--- About this task ---
Tell how many lines of the data include the word "circle". Nothing but the number belongs in the answer.

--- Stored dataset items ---
════════

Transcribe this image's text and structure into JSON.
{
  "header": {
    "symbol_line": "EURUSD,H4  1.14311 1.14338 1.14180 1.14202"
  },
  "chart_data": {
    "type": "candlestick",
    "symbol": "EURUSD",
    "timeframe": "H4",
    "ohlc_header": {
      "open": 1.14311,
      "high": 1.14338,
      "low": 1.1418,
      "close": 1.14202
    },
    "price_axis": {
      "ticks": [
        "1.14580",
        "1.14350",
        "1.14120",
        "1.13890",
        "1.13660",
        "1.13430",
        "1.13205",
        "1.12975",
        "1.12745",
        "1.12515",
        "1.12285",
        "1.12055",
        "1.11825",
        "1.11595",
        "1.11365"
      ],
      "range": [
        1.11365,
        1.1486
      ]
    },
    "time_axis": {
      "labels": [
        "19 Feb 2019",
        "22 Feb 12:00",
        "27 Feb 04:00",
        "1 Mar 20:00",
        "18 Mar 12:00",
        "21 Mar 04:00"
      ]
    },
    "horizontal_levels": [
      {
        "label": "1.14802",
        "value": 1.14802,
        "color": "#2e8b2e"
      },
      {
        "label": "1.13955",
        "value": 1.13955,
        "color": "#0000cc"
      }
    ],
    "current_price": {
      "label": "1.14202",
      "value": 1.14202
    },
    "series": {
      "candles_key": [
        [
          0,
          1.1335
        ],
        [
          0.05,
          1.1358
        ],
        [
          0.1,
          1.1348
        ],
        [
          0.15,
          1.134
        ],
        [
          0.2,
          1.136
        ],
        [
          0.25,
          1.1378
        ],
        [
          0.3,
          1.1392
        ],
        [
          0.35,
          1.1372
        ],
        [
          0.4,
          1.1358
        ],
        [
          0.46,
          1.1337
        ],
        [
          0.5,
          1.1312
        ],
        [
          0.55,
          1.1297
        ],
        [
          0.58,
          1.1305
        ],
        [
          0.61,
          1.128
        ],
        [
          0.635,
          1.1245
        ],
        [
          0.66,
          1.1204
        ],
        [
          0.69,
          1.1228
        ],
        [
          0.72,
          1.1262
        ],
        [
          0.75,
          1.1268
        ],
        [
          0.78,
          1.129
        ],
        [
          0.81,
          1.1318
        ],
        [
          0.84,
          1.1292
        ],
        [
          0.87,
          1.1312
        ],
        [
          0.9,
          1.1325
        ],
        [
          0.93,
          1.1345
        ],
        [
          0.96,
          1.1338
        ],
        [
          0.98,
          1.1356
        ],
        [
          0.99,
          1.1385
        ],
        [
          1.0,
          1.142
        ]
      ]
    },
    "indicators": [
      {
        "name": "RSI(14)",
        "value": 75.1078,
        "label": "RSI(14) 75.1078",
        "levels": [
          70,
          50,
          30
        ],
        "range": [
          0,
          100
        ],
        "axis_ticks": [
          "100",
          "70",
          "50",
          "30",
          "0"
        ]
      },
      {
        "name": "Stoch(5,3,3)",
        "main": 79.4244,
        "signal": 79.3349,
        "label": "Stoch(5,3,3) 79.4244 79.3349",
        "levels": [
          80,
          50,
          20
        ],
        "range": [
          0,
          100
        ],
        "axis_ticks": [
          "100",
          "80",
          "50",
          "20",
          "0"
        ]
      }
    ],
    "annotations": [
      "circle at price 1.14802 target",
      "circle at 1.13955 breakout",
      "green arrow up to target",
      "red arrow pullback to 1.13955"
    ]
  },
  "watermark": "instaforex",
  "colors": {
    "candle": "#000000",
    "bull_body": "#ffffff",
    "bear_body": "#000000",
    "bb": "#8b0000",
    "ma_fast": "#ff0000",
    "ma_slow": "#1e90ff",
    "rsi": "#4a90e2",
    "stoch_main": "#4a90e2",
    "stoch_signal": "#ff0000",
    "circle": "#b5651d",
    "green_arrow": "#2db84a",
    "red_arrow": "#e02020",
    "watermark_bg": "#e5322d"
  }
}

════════

--- Exercise output ---
3